We are accustomed to hearing about sore losers, and certainly the Clinton camp has come across as such with their eagerness to cast blame for their election loss on everything and everyone but their own miscalculations and hubris, but Behar’s clever turn of phrase shines an unusual light on the election winners. What do they have to be sore about? Because an examination of the authoritarian character shows they are perpetually aggrieved people who feel put upon by the larger society no matter how powerful and numerous they are within it. An authoritarian always needs a scapegoat, The Other, a straw man (or in the case of the Hillary Clinton portrait, a straw woman), to push against and to externalize their hostility and anger. Anger makes up a large part of the authoritarian character, and for their own well-being they need to turn it outward.
Hitler in Paris, 23 June 1940; photo from the Heinrich Hoffman Collection. Albert Speer, architect, on the left, and Arno Breker, sculptor, on the right.

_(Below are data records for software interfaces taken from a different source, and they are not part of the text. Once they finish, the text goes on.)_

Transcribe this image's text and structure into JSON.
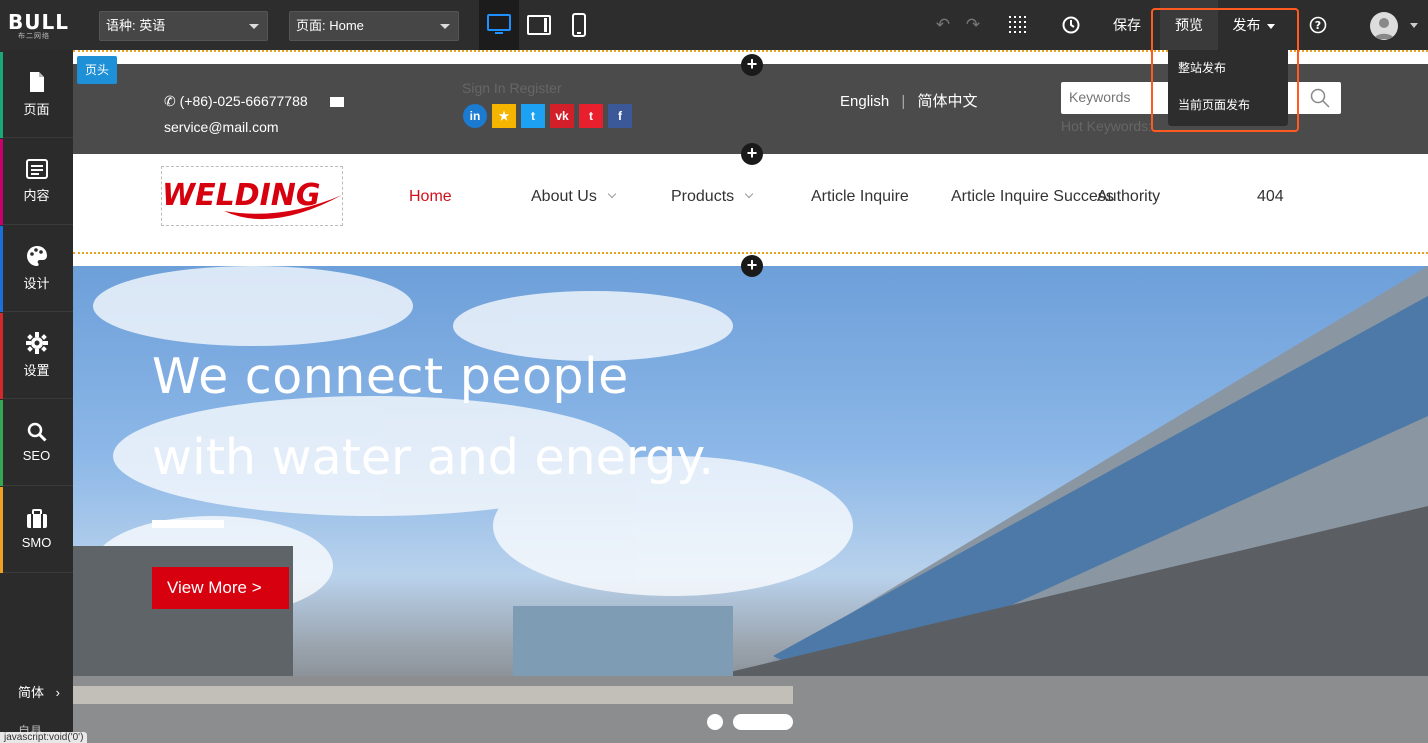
{
  "topbar": {
    "logo": "BULL",
    "logo_sub": "布二网络",
    "language_select": "语种: 英语",
    "page_select": "页面: Home",
    "save": "保存",
    "preview": "预览",
    "publish": "发布",
    "publish_menu": [
      "整站发布",
      "当前页面发布"
    ]
  },
  "sidebar": {
    "items": [
      {
        "label": "页面",
        "icon": "page-icon",
        "color": "#1aa87a"
      },
      {
        "label": "内容",
        "icon": "content-icon",
        "color": "#c8006e"
      },
      {
        "label": "设计",
        "icon": "palette-icon",
        "color": "#1c6fd8"
      },
      {
        "label": "设置",
        "icon": "gear-icon",
        "color": "#d22a2a"
      },
      {
        "label": "SEO",
        "icon": "search-icon",
        "color": "#34a853"
      },
      {
        "label": "SMO",
        "icon": "briefcase-icon",
        "color": "#f0a020"
      }
    ],
    "lang": "简体",
    "bottom": "自县"
  },
  "canvas": {
    "section_tag": "页头",
    "phone": "(+86)-025-66677788",
    "email": "service@mail.com",
    "sign": "Sign In Register",
    "lang_en": "English",
    "lang_sep": "|",
    "lang_cn": "简体中文",
    "search_placeholder": "Keywords",
    "hot_keywords": "Hot Keywords:",
    "brand": "WELDING",
    "nav": [
      "Home",
      "About Us",
      "Products",
      "Article Inquire",
      "Article Inquire Success",
      "Authority",
      "404"
    ],
    "banner_line1": "We connect people",
    "banner_line2": "with water and energy.",
    "banner_button": "View More   >"
  },
  "status_url": "javascript:void('0')",
  "colors": {
    "accent": "#d0111b",
    "highlight": "#ff5a1f",
    "tag": "#1e90d8"
  }
}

So we have a trio of winners who take time from their White House tour to gloat over the portrait of a loser; we have a president who continually dredges up his victory over that loser in a childish attempt to validate himself; we have the Republican chairman of the House Oversight and Government Reform Committee, who had been licking his chops in anticipation of a Clinton presidency because of the joy and headlines it would have given him in continuously investigating her, and who now appears to have been so deflated by her loss and the no-win prospect for him of investigating the new president that it could have affected his decision to not run for re-election in 2018.
Why then with all this winning are they not happy? True winners, after all, can be happy and generous in their victory. Because as authoritarians they cannot be happy for themselves with winning, but they can be happy with beating someone they have made into The Other. They will prop up a straw man or woman again and again in order to beat that straw person down again and again; they will repeatedly, with hollow enjoyment, revive the memory of The Other’s loss; and they will be disappointed and without purpose when they are deprived of the opportunity to badger a scapegoat and to build up their own esteem at the scapegoat’s expense.
Cheering crowds greet British troops in Paris on Liberation Day, 26 August 1944; photo from the British Imperial War Museum.
Such are the actions of the authoritarians on the right in Washington, D.C., while over on the Left Coast, in Berkeley, California, the authoritarians on the left are not helping the cause of an open society, but are instead hurting it when they make martyrs of right-wing opportunists Milo Yiannopoulos and Ann Coulter. The old saying “sunshine is the best disinfectant” is beyond their ken. They don’t trust others to make their own adult decisions about what to hear and believe. What is within their ken is that they fervently believe they know what’s best for everybody. That they enlist the words and ideas of Martin Luther King, Jr., to validate their tactics is perverse. That the By Any Means Necessary (BAMN) and Antifa groups are authoritarian in nature is without doubt. They are certainly not sore winners, and don’t fit the profile of sore losers. They are nothing other than soreheads.